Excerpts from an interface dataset
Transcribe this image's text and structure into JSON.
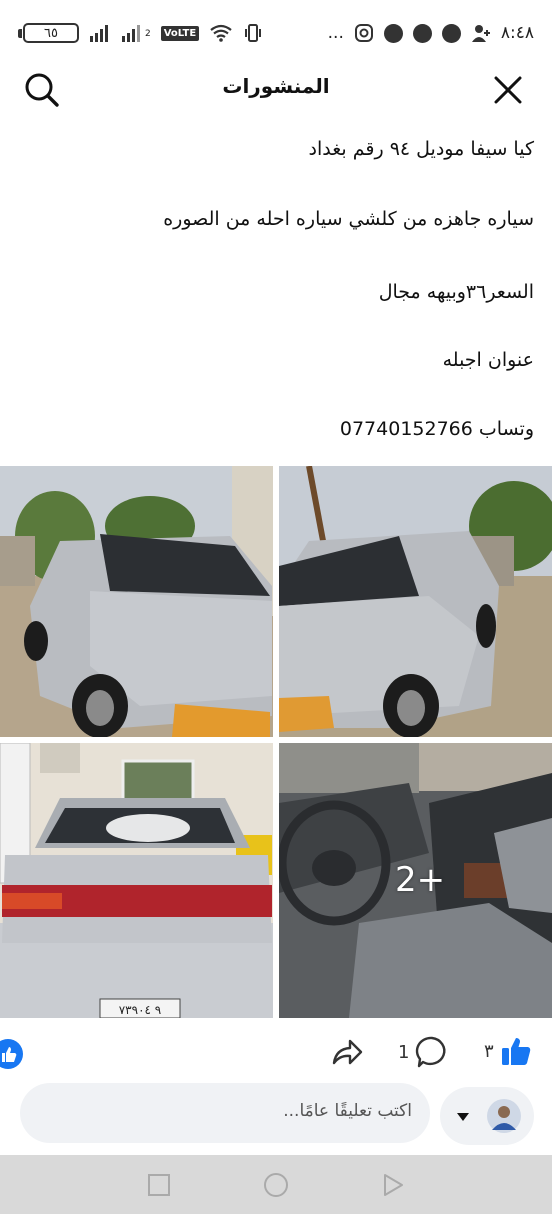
{
  "status_bar": {
    "time": "٨:٤٨",
    "battery": "٦٥",
    "network_sub": "2",
    "volte": "VoLTE",
    "more": "..."
  },
  "header": {
    "title": "المنشورات"
  },
  "post": {
    "lines": [
      "كيا سيفا موديل ٩٤ رقم بغداد",
      "سياره جاهزه من كلشي سياره احله من الصوره",
      "السعر٣٦وبيهه مجال",
      "عنوان اجبله",
      "وتساب 07740152766"
    ],
    "more_photos": "2+",
    "plate": "٩ ٧٣٩٠٤"
  },
  "actions": {
    "like_count": "٣",
    "comment_count": "1"
  },
  "comment": {
    "placeholder": "اكتب تعليقًا عامًا..."
  },
  "icons": {
    "search": "search-icon",
    "close": "close-icon",
    "like": "thumbs-up-icon",
    "comment": "comment-icon",
    "share": "share-icon",
    "dropdown": "caret-down-icon"
  },
  "colors": {
    "accent": "#1877f2",
    "comment_bg": "#f0f2f5",
    "nav_bg": "#d9d9d9"
  }
}
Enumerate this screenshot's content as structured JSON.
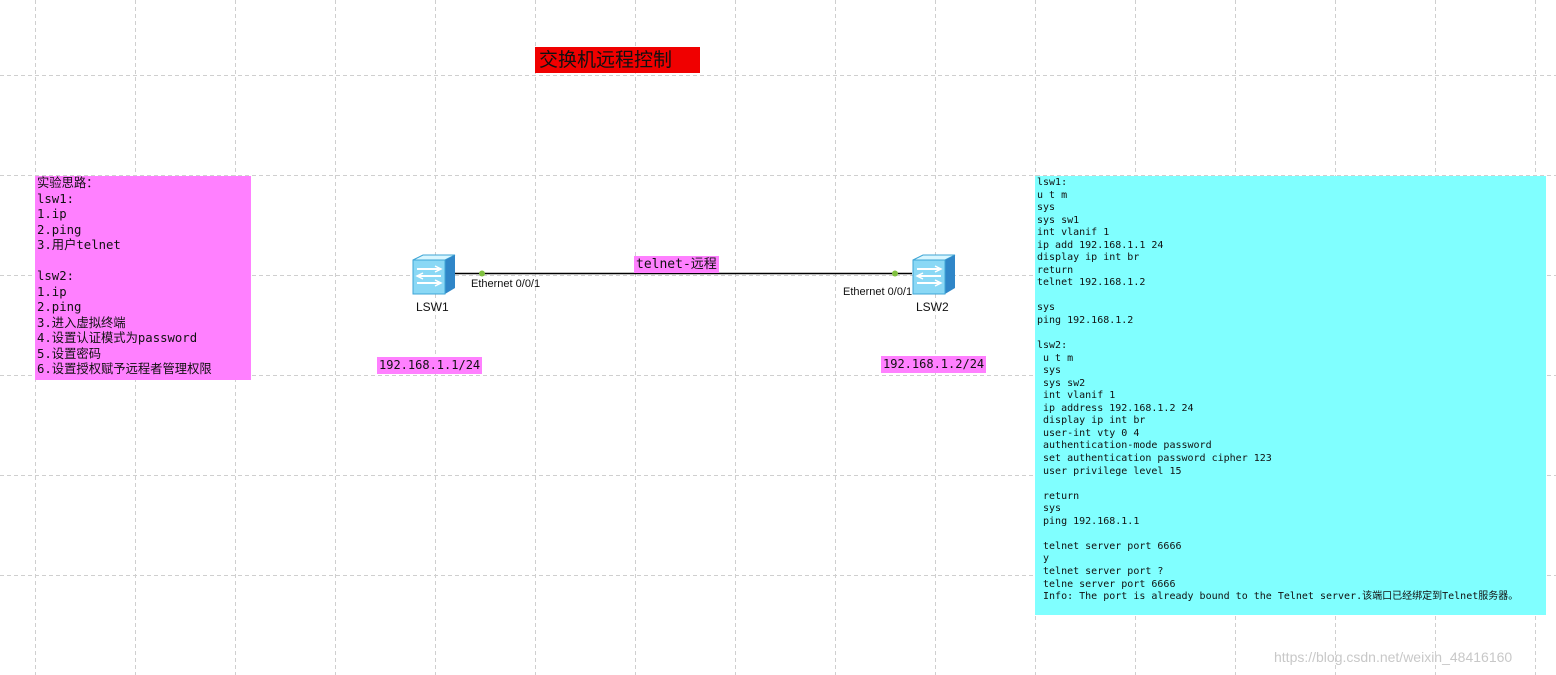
{
  "title": "交换机远程控制",
  "left_notes": {
    "lines": [
      "实验思路：",
      "lsw1:",
      "1.ip",
      "2.ping",
      "3.用户telnet",
      "",
      "lsw2:",
      "1.ip",
      "2.ping",
      "3.进入虚拟终端",
      "4.设置认证模式为password",
      "5.设置密码",
      "6.设置授权赋予远程者管理权限"
    ]
  },
  "topology": {
    "devices": [
      {
        "name": "LSW1",
        "ip": "192.168.1.1/24",
        "port": "Ethernet 0/0/1"
      },
      {
        "name": "LSW2",
        "ip": "192.168.1.2/24",
        "port": "Ethernet 0/0/1"
      }
    ],
    "link_label": "telnet-远程",
    "link_color": "#000000",
    "port_dot_color": "#80c040"
  },
  "right_notes": {
    "lines": [
      "lsw1:",
      "u t m",
      "sys",
      "sys sw1",
      "int vlanif 1",
      "ip add 192.168.1.1 24",
      "display ip int br",
      "return",
      "telnet 192.168.1.2",
      "",
      "sys",
      "ping 192.168.1.2",
      "",
      "lsw2:",
      " u t m",
      " sys",
      " sys sw2",
      " int vlanif 1",
      " ip address 192.168.1.2 24",
      " display ip int br",
      " user-int vty 0 4",
      " authentication-mode password",
      " set authentication password cipher 123",
      " user privilege level 15",
      "",
      " return",
      " sys",
      " ping 192.168.1.1",
      "",
      " telnet server port 6666",
      " y",
      " telnet server port ?",
      " telne server port 6666",
      " Info: The port is already bound to the Telnet server.该端口已经绑定到Telnet服务器。"
    ]
  },
  "colors": {
    "title_bg": "#f00000",
    "pink": "#ff80ff",
    "cyan": "#80ffff",
    "grid": "#cfcfcf"
  },
  "watermark": "https://blog.csdn.net/weixin_48416160"
}
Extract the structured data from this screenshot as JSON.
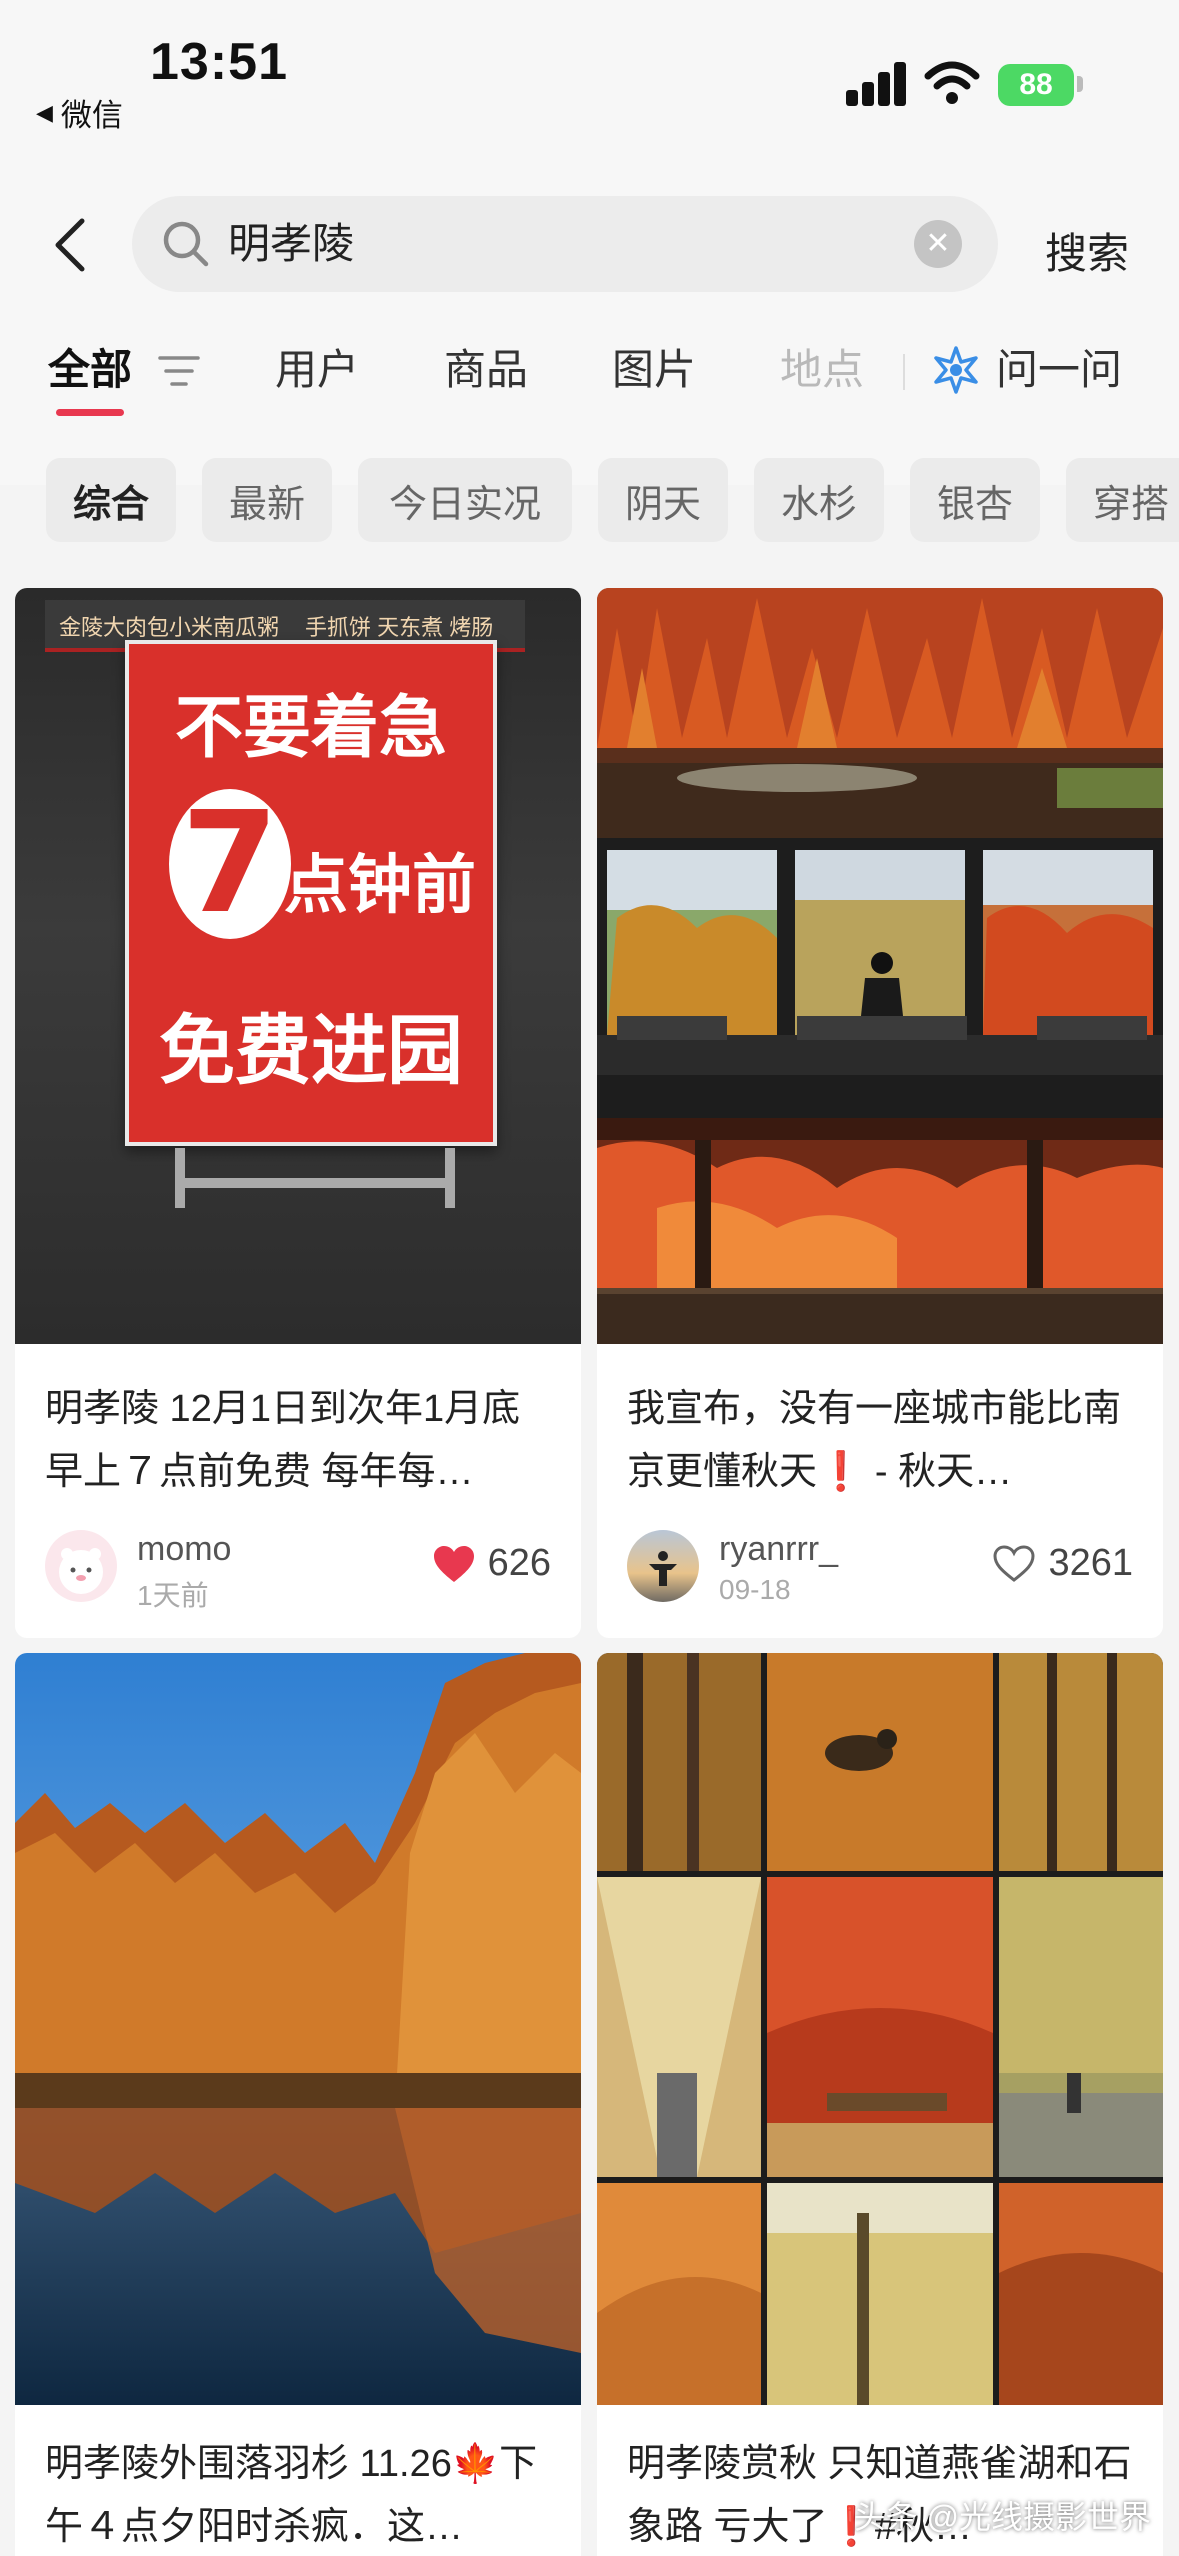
{
  "status_bar": {
    "time": "13:51",
    "back_app": "微信",
    "battery": "88"
  },
  "search": {
    "query": "明孝陵",
    "submit_label": "搜索"
  },
  "tabs": [
    {
      "label": "全部",
      "active": true
    },
    {
      "label": "用户"
    },
    {
      "label": "商品"
    },
    {
      "label": "图片"
    },
    {
      "label": "地点"
    },
    {
      "label": "问一问"
    }
  ],
  "chips": [
    "综合",
    "最新",
    "今日实况",
    "阴天",
    "水杉",
    "银杏",
    "穿搭"
  ],
  "sign": {
    "shop_text_1": "金陵大肉包小米南瓜粥",
    "shop_text_2": "手抓饼 天东煮 烤肠",
    "line1": "不要着急",
    "number": "7",
    "line2": "点钟前",
    "line3": "免费进园"
  },
  "feed": [
    {
      "title": "明孝陵 12月1日到次年1月底早上７点前免费 每年每…",
      "author": "momo",
      "time": "1天前",
      "likes": "626",
      "liked": true
    },
    {
      "title": "我宣布，没有一座城市能比南京更懂秋天❗️ - 秋天…",
      "author": "ryanrrr_",
      "time": "09-18",
      "likes": "3261",
      "liked": false
    },
    {
      "title": "明孝陵外围落羽杉 11.26🍁下午４点夕阳时杀疯．这…"
    },
    {
      "title": "明孝陵赏秋 只知道燕雀湖和石象路 亏大了❗️#秋…"
    }
  ],
  "watermark": "头条 @光线摄影世界",
  "colors": {
    "accent": "#e8384f",
    "battery": "#4cd964",
    "ask_icon": "#3a8ee6"
  }
}
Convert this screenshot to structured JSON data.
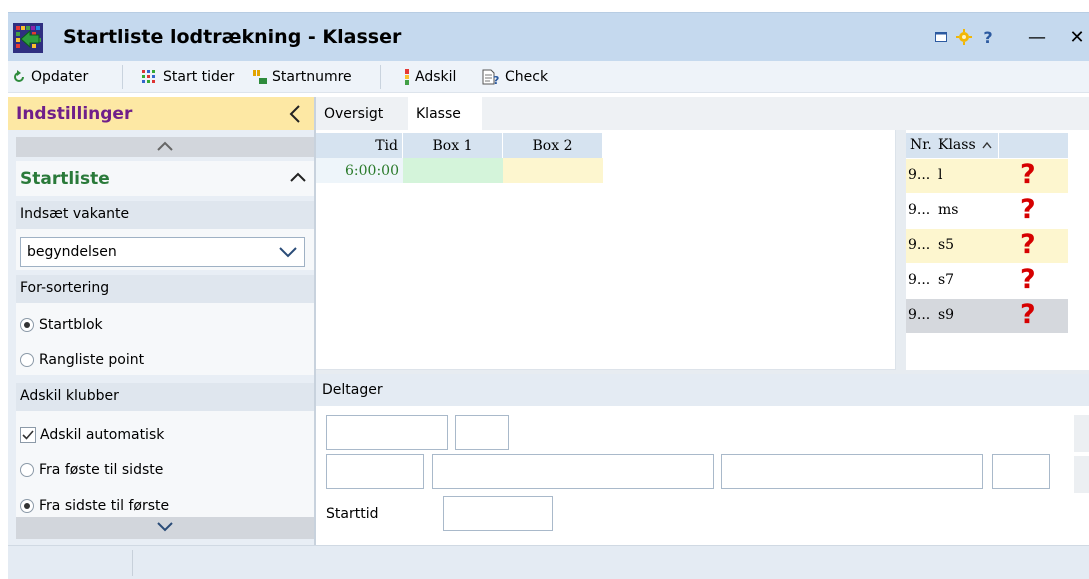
{
  "window": {
    "title": "Startliste lodtrækning - Klasser",
    "controls": {
      "help": "?",
      "minimize": "—",
      "close": "✕"
    }
  },
  "toolbar": {
    "refresh": "Opdater",
    "start_times": "Start tider",
    "start_numbers": "Startnumre",
    "separate": "Adskil",
    "check": "Check"
  },
  "settings_panel": {
    "title": "Indstillinger",
    "section_title": "Startliste",
    "insert_vacant_label": "Indsæt vakante",
    "insert_vacant_value": "begyndelsen",
    "presort_label": "For-sortering",
    "presort_options": [
      {
        "label": "Startblok",
        "selected": true
      },
      {
        "label": "Rangliste point",
        "selected": false
      }
    ],
    "separate_clubs_label": "Adskil klubber",
    "auto_separate": {
      "label": "Adskil automatisk",
      "checked": true
    },
    "order_options": [
      {
        "label": "Fra føste til sidste",
        "selected": false
      },
      {
        "label": "Fra sidste til første",
        "selected": true
      }
    ]
  },
  "tabs": [
    "Oversigt",
    "Klasse"
  ],
  "start_grid": {
    "columns": [
      "Tid",
      "Box 1",
      "Box 2"
    ],
    "rows": [
      {
        "time": "6:00:00"
      }
    ],
    "colors": {
      "box1": "#d4f4da",
      "box2": "#fdf6cf",
      "time": "#2a7a2a"
    }
  },
  "class_list": {
    "columns": {
      "nr": "Nr.",
      "class": "Klass"
    },
    "rows": [
      {
        "nr": "9...",
        "name": "l",
        "status": "?"
      },
      {
        "nr": "9...",
        "name": "ms",
        "status": "?"
      },
      {
        "nr": "9...",
        "name": "s5",
        "status": "?"
      },
      {
        "nr": "9...",
        "name": "s7",
        "status": "?"
      },
      {
        "nr": "9...",
        "name": "s9",
        "status": "?"
      }
    ]
  },
  "participant": {
    "title": "Deltager",
    "start_time_label": "Starttid"
  }
}
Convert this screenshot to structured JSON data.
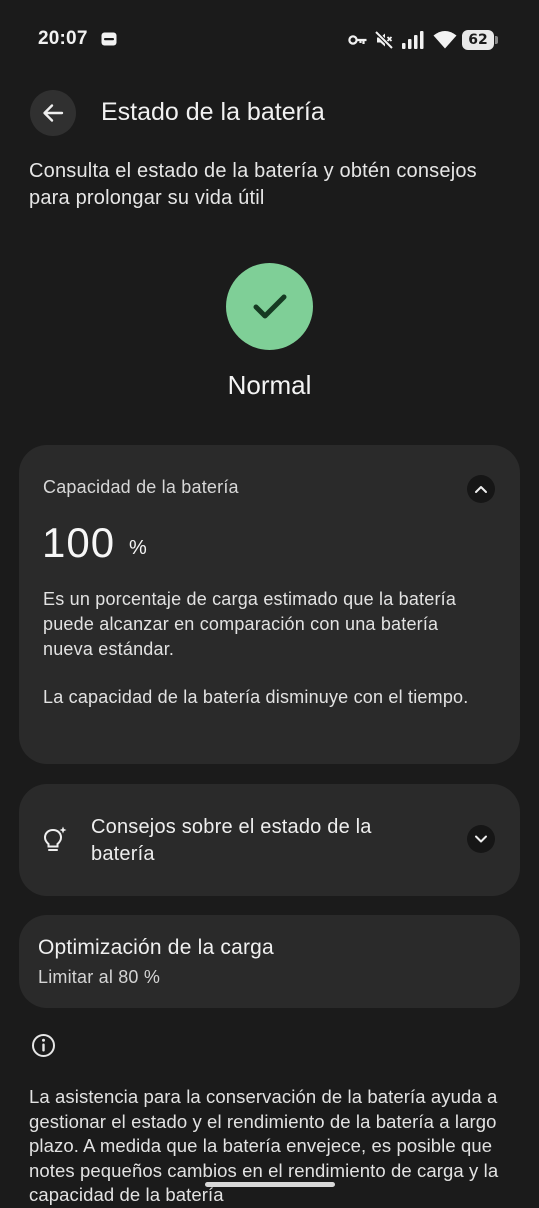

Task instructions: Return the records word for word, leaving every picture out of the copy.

Solution for this exercise:
Transcribe this image's text and structure into JSON.
{
  "status_bar": {
    "time": "٨:٤٨",
    "battery": "٦٥",
    "network_sub": "2",
    "volte": "VoLTE",
    "more": "..."
  },
  "header": {
    "title": "المنشورات"
  },
  "post": {
    "lines": [
      "كيا سيفا موديل ٩٤ رقم بغداد",
      "سياره جاهزه من كلشي سياره احله من الصوره",
      "السعر٣٦وبيهه مجال",
      "عنوان اجبله",
      "وتساب 07740152766"
    ],
    "more_photos": "2+",
    "plate": "٩ ٧٣٩٠٤"
  },
  "actions": {
    "like_count": "٣",
    "comment_count": "1"
  },
  "comment": {
    "placeholder": "اكتب تعليقًا عامًا..."
  },
  "icons": {
    "search": "search-icon",
    "close": "close-icon",
    "like": "thumbs-up-icon",
    "comment": "comment-icon",
    "share": "share-icon",
    "dropdown": "caret-down-icon"
  },
  "colors": {
    "accent": "#1877f2",
    "comment_bg": "#f0f2f5",
    "nav_bg": "#d9d9d9"
  }
}
Enumerate this screenshot's content as structured JSON.
{
  "title": "交换机远程控制",
  "left_notes": {
    "lines": [
      "实验思路：",
      "lsw1:",
      "1.ip",
      "2.ping",
      "3.用户telnet",
      "",
      "lsw2:",
      "1.ip",
      "2.ping",
      "3.进入虚拟终端",
      "4.设置认证模式为password",
      "5.设置密码",
      "6.设置授权赋予远程者管理权限"
    ]
  },
  "topology": {
    "devices": [
      {
        "name": "LSW1",
        "ip": "192.168.1.1/24",
        "port": "Ethernet 0/0/1"
      },
      {
        "name": "LSW2",
        "ip": "192.168.1.2/24",
        "port": "Ethernet 0/0/1"
      }
    ],
    "link_label": "telnet-远程",
    "link_color": "#000000",
    "port_dot_color": "#80c040"
  },
  "right_notes": {
    "lines": [
      "lsw1:",
      "u t m",
      "sys",
      "sys sw1",
      "int vlanif 1",
      "ip add 192.168.1.1 24",
      "display ip int br",
      "return",
      "telnet 192.168.1.2",
      "",
      "sys",
      "ping 192.168.1.2",
      "",
      "lsw2:",
      " u t m",
      " sys",
      " sys sw2",
      " int vlanif 1",
      " ip address 192.168.1.2 24",
      " display ip int br",
      " user-int vty 0 4",
      " authentication-mode password",
      " set authentication password cipher 123",
      " user privilege level 15",
      "",
      " return",
      " sys",
      " ping 192.168.1.1",
      "",
      " telnet server port 6666",
      " y",
      " telnet server port ?",
      " telne server port 6666",
      " Info: The port is already bound to the Telnet server.该端口已经绑定到Telnet服务器。"
    ]
  },
  "colors": {
    "title_bg": "#f00000",
    "pink": "#ff80ff",
    "cyan": "#80ffff",
    "grid": "#cfcfcf"
  },
  "watermark": "https://blog.csdn.net/weixin_48416160"
}
Extract the structured data from this screenshot as JSON.
{
  "status_bar": {
    "time": "13:51",
    "back_app": "微信",
    "battery": "88"
  },
  "search": {
    "query": "明孝陵",
    "submit_label": "搜索"
  },
  "tabs": [
    {
      "label": "全部",
      "active": true
    },
    {
      "label": "用户"
    },
    {
      "label": "商品"
    },
    {
      "label": "图片"
    },
    {
      "label": "地点"
    },
    {
      "label": "问一问"
    }
  ],
  "chips": [
    "综合",
    "最新",
    "今日实况",
    "阴天",
    "水杉",
    "银杏",
    "穿搭"
  ],
  "sign": {
    "shop_text_1": "金陵大肉包小米南瓜粥",
    "shop_text_2": "手抓饼 天东煮 烤肠",
    "line1": "不要着急",
    "number": "7",
    "line2": "点钟前",
    "line3": "免费进园"
  },
  "feed": [
    {
      "title": "明孝陵 12月1日到次年1月底早上７点前免费 每年每…",
      "author": "momo",
      "time": "1天前",
      "likes": "626",
      "liked": true
    },
    {
      "title": "我宣布，没有一座城市能比南京更懂秋天❗️ - 秋天…",
      "author": "ryanrrr_",
      "time": "09-18",
      "likes": "3261",
      "liked": false
    },
    {
      "title": "明孝陵外围落羽杉 11.26🍁下午４点夕阳时杀疯．这…"
    },
    {
      "title": "明孝陵赏秋 只知道燕雀湖和石象路 亏大了❗️#秋…"
    }
  ],
  "watermark": "头条 @光线摄影世界",
  "colors": {
    "accent": "#e8384f",
    "battery": "#4cd964",
    "ask_icon": "#3a8ee6"
  }
}
Convert this screenshot to structured JSON data.
{
  "window": {
    "title": "Startliste lodtrækning - Klasser",
    "controls": {
      "help": "?",
      "minimize": "—",
      "close": "✕"
    }
  },
  "toolbar": {
    "refresh": "Opdater",
    "start_times": "Start tider",
    "start_numbers": "Startnumre",
    "separate": "Adskil",
    "check": "Check"
  },
  "settings_panel": {
    "title": "Indstillinger",
    "section_title": "Startliste",
    "insert_vacant_label": "Indsæt vakante",
    "insert_vacant_value": "begyndelsen",
    "presort_label": "For-sortering",
    "presort_options": [
      {
        "label": "Startblok",
        "selected": true
      },
      {
        "label": "Rangliste point",
        "selected": false
      }
    ],
    "separate_clubs_label": "Adskil klubber",
    "auto_separate": {
      "label": "Adskil automatisk",
      "checked": true
    },
    "order_options": [
      {
        "label": "Fra føste til sidste",
        "selected": false
      },
      {
        "label": "Fra sidste til første",
        "selected": true
      }
    ]
  },
  "tabs": [
    "Oversigt",
    "Klasse"
  ],
  "start_grid": {
    "columns": [
      "Tid",
      "Box 1",
      "Box 2"
    ],
    "rows": [
      {
        "time": "6:00:00"
      }
    ],
    "colors": {
      "box1": "#d4f4da",
      "box2": "#fdf6cf",
      "time": "#2a7a2a"
    }
  },
  "class_list": {
    "columns": {
      "nr": "Nr.",
      "class": "Klass"
    },
    "rows": [
      {
        "nr": "9...",
        "name": "l",
        "status": "?"
      },
      {
        "nr": "9...",
        "name": "ms",
        "status": "?"
      },
      {
        "nr": "9...",
        "name": "s5",
        "status": "?"
      },
      {
        "nr": "9...",
        "name": "s7",
        "status": "?"
      },
      {
        "nr": "9...",
        "name": "s9",
        "status": "?"
      }
    ]
  },
  "participant": {
    "title": "Deltager",
    "start_time_label": "Starttid"
  }
}
Convert this screenshot to structured JSON data.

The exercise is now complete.